The Department of Health’s announcement of just a 0.5% increase in contract values for general dental practitioners in England for 2011/12 is a pay cut that will negatively affect their ability to invest in patient care, the British Dental Association (BDA) has warned.
The BDA demonstrated in its evidence to the Department of Health that expenses in dental practice are increasing sharply, but that warning has been disregarded, the BDA has said.
Dentists are also being asked to implement new best practice guidance for preventing oral disease in children in support of the government’s aim of reducing levels of oral disease in younger patients.
Where it is considered appropriate, parents will be offered the opportunity for their children to have fluoride varnish applied to their teeth. John Milne, chair of the BDA’s general dental practice committee, said: ‘The level of this uplift is simply not enough. Dentists across England are working really hard, through a period of uncertainty, to deliver high quality care to their patients.

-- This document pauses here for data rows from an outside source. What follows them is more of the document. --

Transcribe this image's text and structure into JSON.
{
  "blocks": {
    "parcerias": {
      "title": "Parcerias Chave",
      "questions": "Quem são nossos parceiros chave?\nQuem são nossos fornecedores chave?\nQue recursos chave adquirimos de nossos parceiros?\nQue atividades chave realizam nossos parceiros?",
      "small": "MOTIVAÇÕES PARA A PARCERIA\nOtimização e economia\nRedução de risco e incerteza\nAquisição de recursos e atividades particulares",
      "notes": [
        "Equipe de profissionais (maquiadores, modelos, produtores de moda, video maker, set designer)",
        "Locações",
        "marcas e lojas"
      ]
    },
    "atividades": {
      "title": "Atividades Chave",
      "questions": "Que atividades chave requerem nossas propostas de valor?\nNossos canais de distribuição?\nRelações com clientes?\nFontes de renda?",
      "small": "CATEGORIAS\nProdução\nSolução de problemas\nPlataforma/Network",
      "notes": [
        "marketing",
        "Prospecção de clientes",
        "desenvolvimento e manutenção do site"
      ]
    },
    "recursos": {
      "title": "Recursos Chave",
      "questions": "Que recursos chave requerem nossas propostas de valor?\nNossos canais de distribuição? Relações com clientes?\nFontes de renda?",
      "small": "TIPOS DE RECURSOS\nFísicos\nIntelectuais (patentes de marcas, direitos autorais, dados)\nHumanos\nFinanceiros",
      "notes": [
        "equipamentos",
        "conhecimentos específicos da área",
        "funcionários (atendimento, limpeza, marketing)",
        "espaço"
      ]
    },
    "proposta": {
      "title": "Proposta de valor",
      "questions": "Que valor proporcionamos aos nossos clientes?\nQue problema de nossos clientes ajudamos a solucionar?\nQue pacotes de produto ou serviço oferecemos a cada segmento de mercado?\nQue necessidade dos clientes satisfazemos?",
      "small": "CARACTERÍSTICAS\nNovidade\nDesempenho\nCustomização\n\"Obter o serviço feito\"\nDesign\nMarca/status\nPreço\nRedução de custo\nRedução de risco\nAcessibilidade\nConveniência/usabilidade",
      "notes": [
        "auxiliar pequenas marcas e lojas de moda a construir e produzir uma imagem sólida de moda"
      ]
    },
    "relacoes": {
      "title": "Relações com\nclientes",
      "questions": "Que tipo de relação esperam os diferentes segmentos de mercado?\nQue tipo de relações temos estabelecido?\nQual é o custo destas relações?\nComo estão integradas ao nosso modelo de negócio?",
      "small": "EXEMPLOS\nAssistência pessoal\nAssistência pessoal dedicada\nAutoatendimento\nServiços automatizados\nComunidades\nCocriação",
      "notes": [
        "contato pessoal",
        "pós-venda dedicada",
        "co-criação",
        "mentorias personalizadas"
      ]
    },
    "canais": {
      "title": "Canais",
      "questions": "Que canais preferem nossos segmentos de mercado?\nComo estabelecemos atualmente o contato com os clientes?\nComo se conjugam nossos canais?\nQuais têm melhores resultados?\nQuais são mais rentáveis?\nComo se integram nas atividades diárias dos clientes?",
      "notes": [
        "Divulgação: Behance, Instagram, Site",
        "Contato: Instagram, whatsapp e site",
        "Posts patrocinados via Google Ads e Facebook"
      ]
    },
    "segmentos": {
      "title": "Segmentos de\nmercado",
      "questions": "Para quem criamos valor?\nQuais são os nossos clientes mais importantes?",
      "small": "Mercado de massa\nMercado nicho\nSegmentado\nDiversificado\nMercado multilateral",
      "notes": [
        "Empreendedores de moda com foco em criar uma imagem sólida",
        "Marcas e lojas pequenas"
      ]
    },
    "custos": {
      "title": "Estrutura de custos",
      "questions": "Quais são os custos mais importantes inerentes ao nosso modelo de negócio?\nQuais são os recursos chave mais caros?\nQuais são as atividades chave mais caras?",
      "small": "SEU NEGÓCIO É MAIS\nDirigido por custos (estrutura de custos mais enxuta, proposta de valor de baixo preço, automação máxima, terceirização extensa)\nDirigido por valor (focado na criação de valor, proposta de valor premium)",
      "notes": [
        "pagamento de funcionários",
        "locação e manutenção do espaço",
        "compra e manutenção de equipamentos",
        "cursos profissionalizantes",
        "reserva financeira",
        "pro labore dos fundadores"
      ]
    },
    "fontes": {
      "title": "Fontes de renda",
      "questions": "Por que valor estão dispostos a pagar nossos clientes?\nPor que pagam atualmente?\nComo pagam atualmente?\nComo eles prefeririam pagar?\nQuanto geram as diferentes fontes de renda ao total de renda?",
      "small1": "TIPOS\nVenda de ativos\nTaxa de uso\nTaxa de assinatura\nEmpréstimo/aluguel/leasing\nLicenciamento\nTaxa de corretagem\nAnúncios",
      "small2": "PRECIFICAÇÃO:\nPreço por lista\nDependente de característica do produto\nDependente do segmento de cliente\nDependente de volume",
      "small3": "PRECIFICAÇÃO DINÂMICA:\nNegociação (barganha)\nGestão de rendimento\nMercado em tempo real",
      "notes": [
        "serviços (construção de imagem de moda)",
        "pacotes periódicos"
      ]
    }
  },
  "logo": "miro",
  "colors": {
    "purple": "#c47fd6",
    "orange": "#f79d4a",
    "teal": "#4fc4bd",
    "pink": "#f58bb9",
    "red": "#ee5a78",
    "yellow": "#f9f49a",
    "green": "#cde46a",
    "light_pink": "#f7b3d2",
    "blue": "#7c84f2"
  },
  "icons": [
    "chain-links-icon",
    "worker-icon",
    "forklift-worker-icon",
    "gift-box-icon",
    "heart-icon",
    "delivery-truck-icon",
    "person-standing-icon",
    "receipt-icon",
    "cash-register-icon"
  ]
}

‘They are contending with a growing mountain of pointless bureaucracy and escalating costs on top of the effects of the efficiency savings imposed last year.
They need help to address those problems. While we support this prevention-focused activity to improve young people’s oral health, the costs of providing the extra fluoride varnish to children have not been recognised by this uplift.
‘The NHS rightly seeks to improve the quality of dental services and to increase the emphasis on disease prevention, but this cannot be done in an environment where not only are dentists incomes frozen, but the continued failure to reimburse expenses puts practices under severe financial pressure.’